Chemicals and Breast Cancer

Christina Applegate, Sheryl Crow, Kylie Minogue, Robin Roberts… What is one common thread among all these gorgeous ladies?? They are all breast cancer survivors.

The increasing number of breast cancer cases arises from our lifestyle and our environment we live in. There is a lot of research which is ongoing to join the dots of environmental pollution with chemicals and growing number of cancer cases.

Let’s discuss how chemicals can affect our smooth running life with just some exposure to it.

We are exposed to several natural and synthetic chemicals over our lifetime. There are many ways that our body can be exposed to chemicals- it could be air we breathe, the food we eat, the beverages we drink or products we apply to our skin. All women need to be aware of what they are coming in contact with to make sure it is not a breast cancer causing virus.

Since the last 30 years, breast cancer rates have increased by nearly 20 percent in USA and the usage of chemicals in the environment is going up significantly.

A major source of breast cancer is the exposure to chemicals found in environment.
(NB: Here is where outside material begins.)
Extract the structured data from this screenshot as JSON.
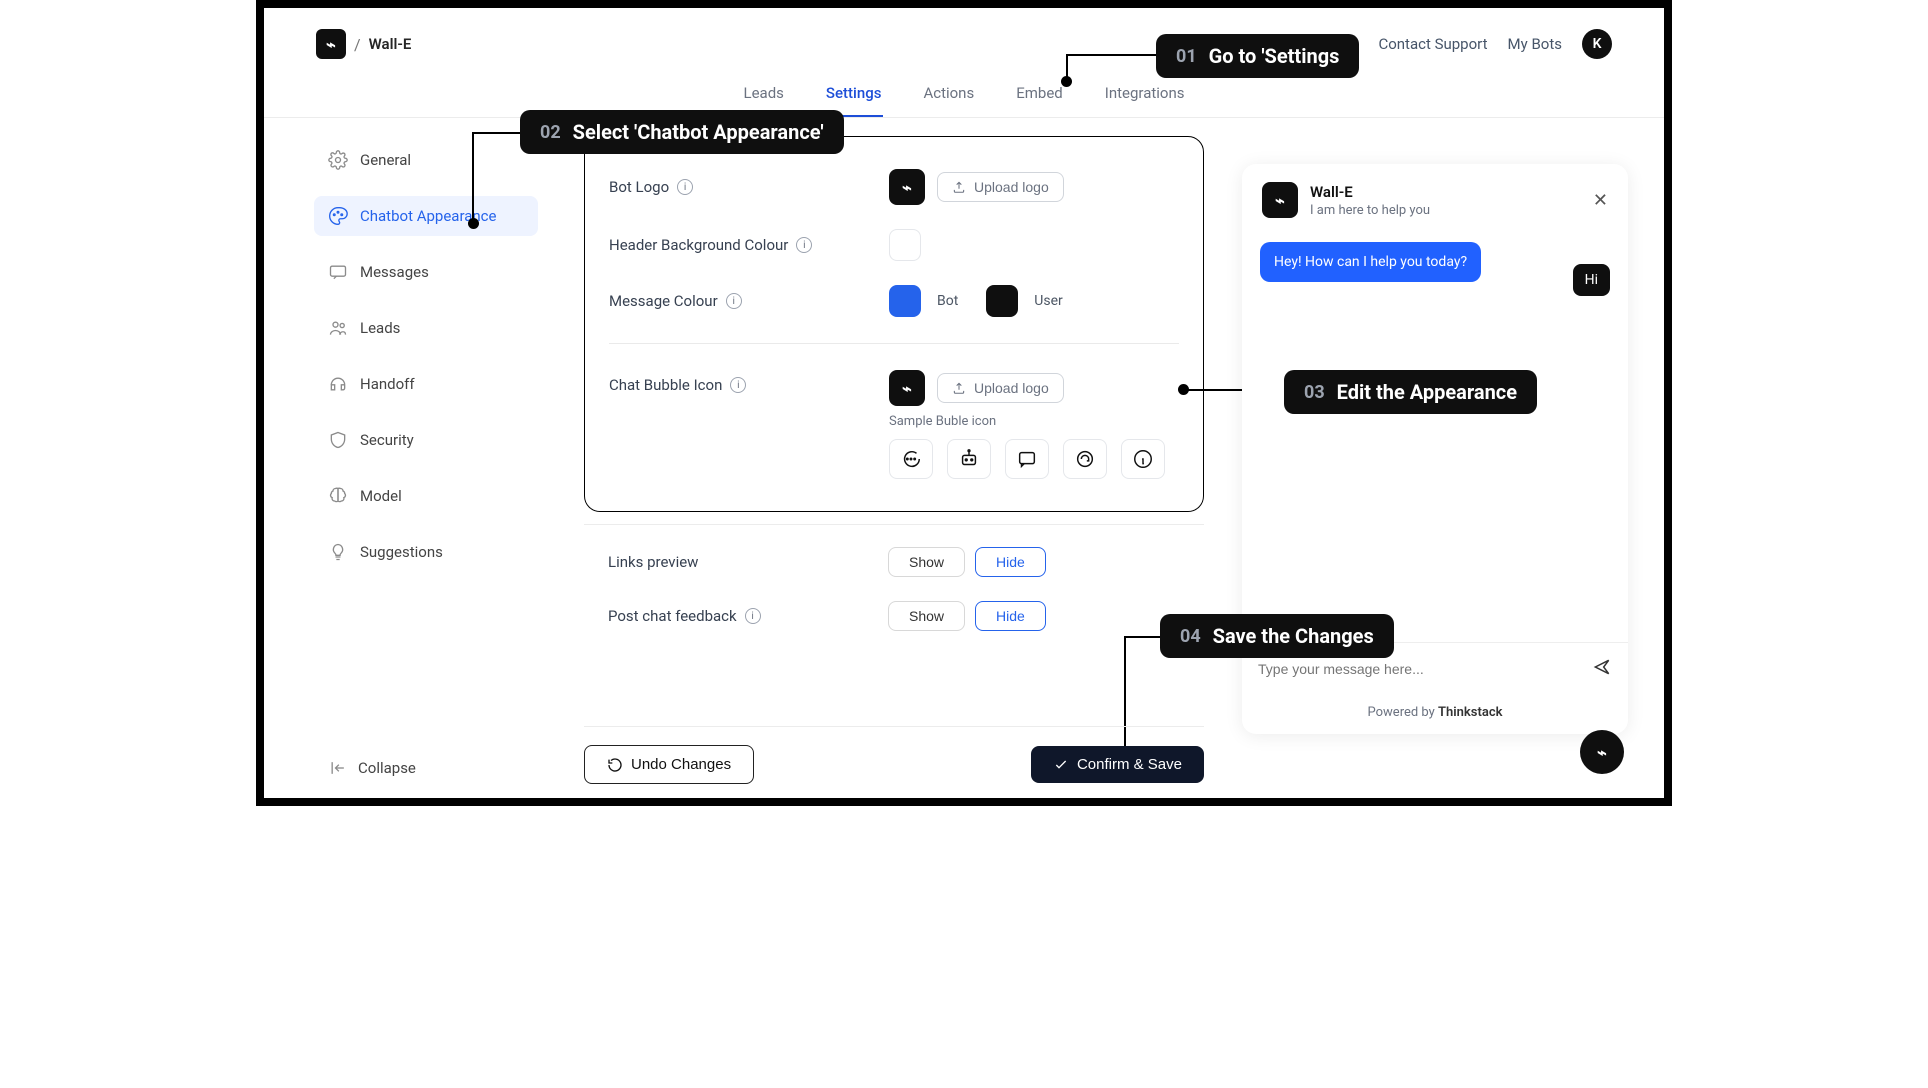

According to the Centers for Disease Control and Prevention (CDC), an environmental chemical is a chemical compound present in air, water, food, soil, dust or other items such as consumer products. People are exposed to thousands of these naturally occurring and synthetic chemicals over a lifetime—in the home, the workplace and the natural environment.

Let’s jot down a few chemicals which may be associated with breast cancer-

Dichlorodiphenyltrichloroethane (DDT) – Research shows that there is a connection of cancer cases with direct and excessive contact of DDT.

Parabens  – These are chemicals commonly used as preservatives in many cosmetic products, including makeup, moisturizers, and hair care products, and shaving creams/gels. Parabens have been found in breast tissue and breast cancers.

Phthalates are commonly used to hold color and reduce brittleness in nail polish and hair spray. They’re also a component of many personal care and cleaning product fragrances. Phthalates are considered as a hormone disruptor.

The time has come to be aware of what we are doing to our bodies and make informed decisions as to what we buy and what we consume in order to live a healthy life.

  • November 01, 2015
  • Corey Creed